Review: Thought Out PED4 Planet IPM10 Pivoting Stand for iPad mini
For years, Thought Out's Apple device stands followed consistent themes: they were unusually heavy, not-quite matches for Apple's design aesthetics, and somewhat expensive. But they weren't bad, and justified their somewhat expensive prices by using atypically substantial materials and American manufacturing facilities. Last month, Thought Out broke with some of its traditions by releasing PED4 Planet BH50, a substantially plastic and relatively affordable stand for the iPhone 5; this month, it released PED4 Planet IPM10 ($70), an iPad mini version that jumps in price and improves on one of BH50's key issues.
Just like PED4 Planet BH50, the new IPM10 consists of two main pieces: a glossy plastic base designed to sit on a desk, and a matching plastic Apple device holder permanently attached to a stainless steel rod. Here, the footprint of the three-lobed base is between 7” to 7.5” at its widest points, moderate surface area for any iPad stand to occupy, while a metal screw sits in the center. You attach the iPad mini holder’s stainless steel rod to this screw with an included hard plastic cap that’s no problem to twist into place with a hand; Thought Out separately sells a pricey and frankly unnecessary wrench and headphone cable accessory as an option if you want to tighten the connection further.
One thing differentiates the PED4 Planet designs from any other stand we’ve tested: if you have a camera tripod, you can skip using the included plastic base, instead attaching the iPad mini holder and rod directly to the tripod. Carried over from BH50, this feature may be useful for people intending to use the mini for photography or videography, and continues to make sense here thanks to the iPad mini’s good cameras. Thought Out’s iPad holder has a tightly grasped ball joint in the back, enabling you to have complete three-axis freedom of movement for the iPad mini’s viewing angle, as well as four divots that hold the tablet flat on your choice of landscape or portrait 90-degree angles. When locked in one of those positions, the holder and rod combination keep the iPad 2-3” above the surface of a table, depending on its orientation.
Thought Out has considerably changed the functionality of the device holder in IPM10. While the iPhone 5 version wasn’t adjustable, limiting its ability to accommodate different device sizes and cases, IPM10 has six finger-like grips, each with a screw in the back and a rubber pad on the front. The grips expand outwards by roughly 0.3” each, adding around a half inch of give beyond a bare iPad mini’s footprint. One of two included hexagonal wrenches can be used to tighten the grips in your choice of positions, collectively providing enough tension to hold an encased iPad mini face downwards even when the stand is being shaken—or keep the grips in any looser position you might prefer. Sort of like a six-fingered hand grasping the iPad from the back, these grips aren’t beautiful-looking, and their rubber tips could have been integrated more elegantly into a plastic holder, but everything works mostly as it should. One of the six screws in our review unit didn’t tighten completely, but generally held its position anyway, and the rest of the screws did just fine.

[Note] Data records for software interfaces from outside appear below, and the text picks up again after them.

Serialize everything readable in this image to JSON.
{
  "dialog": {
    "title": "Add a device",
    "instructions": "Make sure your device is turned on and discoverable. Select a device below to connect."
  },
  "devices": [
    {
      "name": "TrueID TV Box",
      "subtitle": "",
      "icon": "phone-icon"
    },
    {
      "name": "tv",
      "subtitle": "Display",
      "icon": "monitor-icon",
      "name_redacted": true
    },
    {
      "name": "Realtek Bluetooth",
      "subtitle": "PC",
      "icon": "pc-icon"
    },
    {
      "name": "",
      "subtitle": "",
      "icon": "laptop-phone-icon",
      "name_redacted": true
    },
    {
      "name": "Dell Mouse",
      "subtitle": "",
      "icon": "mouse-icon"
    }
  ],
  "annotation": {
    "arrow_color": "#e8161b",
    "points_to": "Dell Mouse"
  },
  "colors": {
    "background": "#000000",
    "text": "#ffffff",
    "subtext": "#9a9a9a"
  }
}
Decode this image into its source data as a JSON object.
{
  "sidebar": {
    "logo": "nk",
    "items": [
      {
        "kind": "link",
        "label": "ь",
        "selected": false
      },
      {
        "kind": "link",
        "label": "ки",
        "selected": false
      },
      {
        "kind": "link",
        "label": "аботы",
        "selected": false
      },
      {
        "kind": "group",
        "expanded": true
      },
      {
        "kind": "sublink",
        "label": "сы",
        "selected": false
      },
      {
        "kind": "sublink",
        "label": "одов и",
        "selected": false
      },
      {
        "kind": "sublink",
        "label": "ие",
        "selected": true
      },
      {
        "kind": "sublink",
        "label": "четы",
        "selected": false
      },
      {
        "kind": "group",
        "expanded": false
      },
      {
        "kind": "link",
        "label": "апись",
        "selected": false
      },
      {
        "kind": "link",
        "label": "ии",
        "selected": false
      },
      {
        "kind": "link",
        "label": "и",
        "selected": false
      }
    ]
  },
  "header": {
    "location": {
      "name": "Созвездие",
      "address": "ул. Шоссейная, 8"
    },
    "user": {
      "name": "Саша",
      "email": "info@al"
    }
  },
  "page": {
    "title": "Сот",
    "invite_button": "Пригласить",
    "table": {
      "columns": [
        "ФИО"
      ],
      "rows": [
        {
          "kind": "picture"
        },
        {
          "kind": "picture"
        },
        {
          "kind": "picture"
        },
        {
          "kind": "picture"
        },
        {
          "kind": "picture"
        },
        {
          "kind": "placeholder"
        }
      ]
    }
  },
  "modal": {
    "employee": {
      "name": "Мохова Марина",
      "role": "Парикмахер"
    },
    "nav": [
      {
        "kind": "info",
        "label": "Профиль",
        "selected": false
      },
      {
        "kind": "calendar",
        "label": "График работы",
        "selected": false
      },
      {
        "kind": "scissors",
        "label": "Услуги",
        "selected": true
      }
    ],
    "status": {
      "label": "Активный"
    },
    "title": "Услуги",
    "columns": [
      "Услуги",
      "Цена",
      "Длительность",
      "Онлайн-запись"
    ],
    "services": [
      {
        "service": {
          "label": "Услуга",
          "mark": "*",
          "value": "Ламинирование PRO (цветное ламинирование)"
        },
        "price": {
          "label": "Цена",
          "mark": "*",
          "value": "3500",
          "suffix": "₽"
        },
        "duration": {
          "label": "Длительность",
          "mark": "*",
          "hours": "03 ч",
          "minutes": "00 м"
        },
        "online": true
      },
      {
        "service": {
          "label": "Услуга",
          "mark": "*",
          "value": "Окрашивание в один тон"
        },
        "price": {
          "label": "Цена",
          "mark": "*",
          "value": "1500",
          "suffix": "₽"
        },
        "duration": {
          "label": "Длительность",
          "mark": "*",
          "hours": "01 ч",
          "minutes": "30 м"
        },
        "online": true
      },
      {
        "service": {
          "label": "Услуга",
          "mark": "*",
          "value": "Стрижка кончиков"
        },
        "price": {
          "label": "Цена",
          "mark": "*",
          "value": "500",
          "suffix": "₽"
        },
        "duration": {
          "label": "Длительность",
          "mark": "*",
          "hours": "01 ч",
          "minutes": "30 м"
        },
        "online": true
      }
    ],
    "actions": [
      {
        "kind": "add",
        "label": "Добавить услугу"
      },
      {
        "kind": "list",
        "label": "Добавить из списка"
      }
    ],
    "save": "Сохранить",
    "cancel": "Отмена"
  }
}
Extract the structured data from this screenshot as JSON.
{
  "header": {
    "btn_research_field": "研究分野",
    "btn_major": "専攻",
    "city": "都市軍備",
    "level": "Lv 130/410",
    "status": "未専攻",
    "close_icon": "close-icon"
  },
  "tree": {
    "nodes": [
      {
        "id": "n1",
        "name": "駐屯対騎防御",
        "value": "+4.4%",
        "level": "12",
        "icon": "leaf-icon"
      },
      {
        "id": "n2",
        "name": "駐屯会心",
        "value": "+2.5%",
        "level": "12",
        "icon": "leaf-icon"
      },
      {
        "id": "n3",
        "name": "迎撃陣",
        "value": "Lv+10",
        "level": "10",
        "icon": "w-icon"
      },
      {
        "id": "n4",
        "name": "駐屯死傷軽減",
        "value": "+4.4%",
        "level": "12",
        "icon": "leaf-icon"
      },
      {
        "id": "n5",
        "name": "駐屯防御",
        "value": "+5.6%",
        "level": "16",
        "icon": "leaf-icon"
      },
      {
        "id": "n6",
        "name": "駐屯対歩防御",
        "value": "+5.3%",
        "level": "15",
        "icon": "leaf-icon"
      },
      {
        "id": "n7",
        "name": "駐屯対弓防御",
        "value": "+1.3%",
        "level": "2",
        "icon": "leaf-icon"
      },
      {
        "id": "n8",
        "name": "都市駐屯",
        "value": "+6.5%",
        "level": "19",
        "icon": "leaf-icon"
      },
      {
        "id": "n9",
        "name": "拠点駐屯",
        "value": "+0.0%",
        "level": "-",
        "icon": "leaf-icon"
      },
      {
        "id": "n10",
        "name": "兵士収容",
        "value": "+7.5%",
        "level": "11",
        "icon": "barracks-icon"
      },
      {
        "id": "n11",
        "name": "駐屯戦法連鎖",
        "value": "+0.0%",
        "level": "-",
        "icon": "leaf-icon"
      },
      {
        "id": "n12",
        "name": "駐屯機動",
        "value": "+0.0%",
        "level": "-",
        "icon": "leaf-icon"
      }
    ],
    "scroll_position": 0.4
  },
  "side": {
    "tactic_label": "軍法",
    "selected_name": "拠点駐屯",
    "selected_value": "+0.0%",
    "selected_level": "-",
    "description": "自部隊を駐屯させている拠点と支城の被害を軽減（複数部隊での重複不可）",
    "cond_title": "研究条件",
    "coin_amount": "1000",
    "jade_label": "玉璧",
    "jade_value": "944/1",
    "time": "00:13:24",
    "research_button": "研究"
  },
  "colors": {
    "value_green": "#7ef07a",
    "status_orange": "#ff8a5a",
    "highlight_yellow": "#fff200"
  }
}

The two biggest issues with PED4 Planet IPM10 are its device specificity and its price. Most of the iPad stands we’ve tested over the past several years are model-agnostic, but this one is decidedly specific to the iPad mini, for better and worse. Because of that specificity, it can grip the current-generation mini and adjust to virtually any case that might expand its size, but the holder doesn’t have much room to shrink in the event that Apple redesigns its smallest iPad a year or two from now; the grips only tighten slightly inside the present model’s edges. It’s also quite expensive by iPad stand standards, particularly given its predominantly plastic construction; truly great iPad stands made substantially from metal can be had for $30 and up.
Taken as a whole, PED4 Planet IPM10 is a good option for iPad mini users, but held back from a higher rating by issues that Thought Out has encountered time and time again—competitive pricing and design inefficiencies. There’s no question that it has some serious advantages over rivals, such as considerable adjustability and case compatibility, plus the ability to be used with a camera tripod should you desire it. However, this isn’t the smallest, most attractive, or best-priced iPad stand out there, factors that will limit its appeal to mainstream customers. Overall, IPM10 represents a step in the right direction for both Thought Out and the PED family of stands, and we look forward to seeing what Thought Out does with future generations of its products.